I first began to consciously pursue the destruction of my own troublesome ego when I lived in hectic Manhattan. At the time, I had just begun to plot a novel based on eastern philosophy (Whip of the Wild God: A Novel of Tantra in Ancient India), and was engrossed in learning everything I could about Tantra and mysticism.

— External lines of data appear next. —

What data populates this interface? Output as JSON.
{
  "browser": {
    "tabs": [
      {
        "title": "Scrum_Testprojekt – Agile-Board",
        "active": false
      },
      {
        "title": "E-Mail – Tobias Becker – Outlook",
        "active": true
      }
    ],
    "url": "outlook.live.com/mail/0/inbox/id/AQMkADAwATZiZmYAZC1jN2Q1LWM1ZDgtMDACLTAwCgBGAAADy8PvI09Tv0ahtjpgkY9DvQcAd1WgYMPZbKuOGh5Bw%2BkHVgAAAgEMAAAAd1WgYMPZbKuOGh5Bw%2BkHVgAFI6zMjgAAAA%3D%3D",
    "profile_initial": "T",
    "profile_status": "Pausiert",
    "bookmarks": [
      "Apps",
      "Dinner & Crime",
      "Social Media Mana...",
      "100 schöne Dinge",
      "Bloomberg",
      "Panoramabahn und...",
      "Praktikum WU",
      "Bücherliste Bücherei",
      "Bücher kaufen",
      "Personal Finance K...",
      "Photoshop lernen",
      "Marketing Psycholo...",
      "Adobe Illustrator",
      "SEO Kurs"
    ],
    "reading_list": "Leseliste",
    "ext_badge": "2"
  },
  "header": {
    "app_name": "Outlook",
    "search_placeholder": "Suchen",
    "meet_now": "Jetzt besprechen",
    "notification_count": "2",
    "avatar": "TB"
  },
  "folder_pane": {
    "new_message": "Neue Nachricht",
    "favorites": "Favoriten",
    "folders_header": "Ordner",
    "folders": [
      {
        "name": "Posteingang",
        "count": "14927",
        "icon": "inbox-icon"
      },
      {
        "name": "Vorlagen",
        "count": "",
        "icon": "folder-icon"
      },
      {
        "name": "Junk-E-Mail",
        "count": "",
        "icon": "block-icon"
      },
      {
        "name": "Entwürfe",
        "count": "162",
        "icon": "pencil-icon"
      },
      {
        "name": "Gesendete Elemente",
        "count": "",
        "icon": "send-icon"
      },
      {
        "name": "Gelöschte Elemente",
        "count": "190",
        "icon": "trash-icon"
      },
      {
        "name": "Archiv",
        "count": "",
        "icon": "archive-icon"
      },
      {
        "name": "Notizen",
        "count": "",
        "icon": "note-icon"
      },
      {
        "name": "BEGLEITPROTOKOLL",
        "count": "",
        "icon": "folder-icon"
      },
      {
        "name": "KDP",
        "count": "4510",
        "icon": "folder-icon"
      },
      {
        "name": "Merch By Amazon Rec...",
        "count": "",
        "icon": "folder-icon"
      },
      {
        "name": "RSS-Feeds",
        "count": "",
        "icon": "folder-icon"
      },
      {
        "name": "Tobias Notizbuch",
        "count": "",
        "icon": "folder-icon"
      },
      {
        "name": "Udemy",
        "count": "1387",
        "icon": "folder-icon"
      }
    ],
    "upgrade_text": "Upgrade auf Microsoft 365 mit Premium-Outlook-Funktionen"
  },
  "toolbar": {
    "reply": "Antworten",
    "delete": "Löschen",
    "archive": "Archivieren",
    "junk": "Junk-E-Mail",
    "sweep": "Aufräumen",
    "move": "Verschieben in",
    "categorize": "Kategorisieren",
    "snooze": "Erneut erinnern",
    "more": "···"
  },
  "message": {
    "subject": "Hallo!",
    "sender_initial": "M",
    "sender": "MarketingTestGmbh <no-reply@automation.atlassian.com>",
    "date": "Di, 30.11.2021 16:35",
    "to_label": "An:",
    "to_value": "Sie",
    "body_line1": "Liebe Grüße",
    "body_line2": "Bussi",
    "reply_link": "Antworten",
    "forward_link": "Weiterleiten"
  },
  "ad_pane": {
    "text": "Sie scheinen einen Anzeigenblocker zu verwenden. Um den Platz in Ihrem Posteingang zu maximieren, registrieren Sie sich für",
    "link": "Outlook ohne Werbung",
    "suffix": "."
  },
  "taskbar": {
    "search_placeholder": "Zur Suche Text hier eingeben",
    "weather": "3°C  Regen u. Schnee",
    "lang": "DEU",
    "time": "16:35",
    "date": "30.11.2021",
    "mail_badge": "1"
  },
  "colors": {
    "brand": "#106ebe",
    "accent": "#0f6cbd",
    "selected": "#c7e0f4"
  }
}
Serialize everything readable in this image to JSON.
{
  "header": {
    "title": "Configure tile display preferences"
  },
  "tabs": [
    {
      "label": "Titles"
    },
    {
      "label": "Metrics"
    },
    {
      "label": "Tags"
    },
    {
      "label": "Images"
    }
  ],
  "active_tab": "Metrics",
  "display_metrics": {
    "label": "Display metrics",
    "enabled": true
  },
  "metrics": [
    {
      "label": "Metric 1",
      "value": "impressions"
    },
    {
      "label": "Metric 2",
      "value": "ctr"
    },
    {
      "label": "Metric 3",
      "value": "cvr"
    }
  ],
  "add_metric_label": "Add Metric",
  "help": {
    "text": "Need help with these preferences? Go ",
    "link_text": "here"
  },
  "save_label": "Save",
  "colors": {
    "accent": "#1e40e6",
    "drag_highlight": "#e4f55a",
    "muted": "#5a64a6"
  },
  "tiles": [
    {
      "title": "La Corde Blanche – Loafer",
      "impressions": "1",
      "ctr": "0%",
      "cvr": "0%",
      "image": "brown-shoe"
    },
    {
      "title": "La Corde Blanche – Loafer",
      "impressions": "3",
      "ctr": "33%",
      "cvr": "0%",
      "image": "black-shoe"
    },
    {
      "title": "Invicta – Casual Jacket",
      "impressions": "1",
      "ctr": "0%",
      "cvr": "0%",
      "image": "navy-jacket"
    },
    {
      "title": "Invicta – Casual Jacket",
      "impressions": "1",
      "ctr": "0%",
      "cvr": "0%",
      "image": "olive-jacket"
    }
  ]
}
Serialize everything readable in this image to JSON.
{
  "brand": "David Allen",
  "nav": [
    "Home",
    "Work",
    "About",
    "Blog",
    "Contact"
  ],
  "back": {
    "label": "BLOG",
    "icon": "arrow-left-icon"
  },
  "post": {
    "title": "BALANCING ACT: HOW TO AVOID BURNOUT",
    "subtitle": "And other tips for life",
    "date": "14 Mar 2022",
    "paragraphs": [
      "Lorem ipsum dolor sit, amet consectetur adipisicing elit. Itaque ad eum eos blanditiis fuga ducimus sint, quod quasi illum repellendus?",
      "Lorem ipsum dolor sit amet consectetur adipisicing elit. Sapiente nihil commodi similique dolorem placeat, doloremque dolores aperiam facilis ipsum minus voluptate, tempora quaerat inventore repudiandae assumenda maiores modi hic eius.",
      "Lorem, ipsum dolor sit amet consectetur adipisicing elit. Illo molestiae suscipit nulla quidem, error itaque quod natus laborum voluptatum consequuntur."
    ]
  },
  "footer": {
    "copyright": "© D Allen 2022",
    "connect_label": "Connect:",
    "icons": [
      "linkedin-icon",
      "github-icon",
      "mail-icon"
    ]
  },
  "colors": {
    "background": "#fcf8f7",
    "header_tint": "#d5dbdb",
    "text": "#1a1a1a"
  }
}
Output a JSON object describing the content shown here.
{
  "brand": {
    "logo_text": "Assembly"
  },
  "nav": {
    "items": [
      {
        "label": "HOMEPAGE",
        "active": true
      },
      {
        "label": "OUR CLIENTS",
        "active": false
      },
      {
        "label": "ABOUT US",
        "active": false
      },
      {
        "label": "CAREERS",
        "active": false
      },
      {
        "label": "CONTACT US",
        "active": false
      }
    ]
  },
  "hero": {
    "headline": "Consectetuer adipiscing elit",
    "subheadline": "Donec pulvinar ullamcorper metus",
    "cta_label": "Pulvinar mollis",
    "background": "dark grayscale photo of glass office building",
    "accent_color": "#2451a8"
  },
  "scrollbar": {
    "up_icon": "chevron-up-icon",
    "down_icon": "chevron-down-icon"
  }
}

In the process, I met folks who tended to interpret Tantra mainly as a license to enjoy indiscriminate sex. My view was different: mainly from delving into the treasure trove of eastern philosophy at the New York Public Library, I had discovered that, etymologically speaking, the word Tantra derives from two Sanskrit words: tanoti and trayati—meaning: the explosion of consciousness. How one performs this magic is up to the individual; while couple-hood can certainly become a means of liberation, celibate tantrics often evolve faster—simply because they are relieved of having to cope with the eccentricities of an ego-driven partner. Continue reading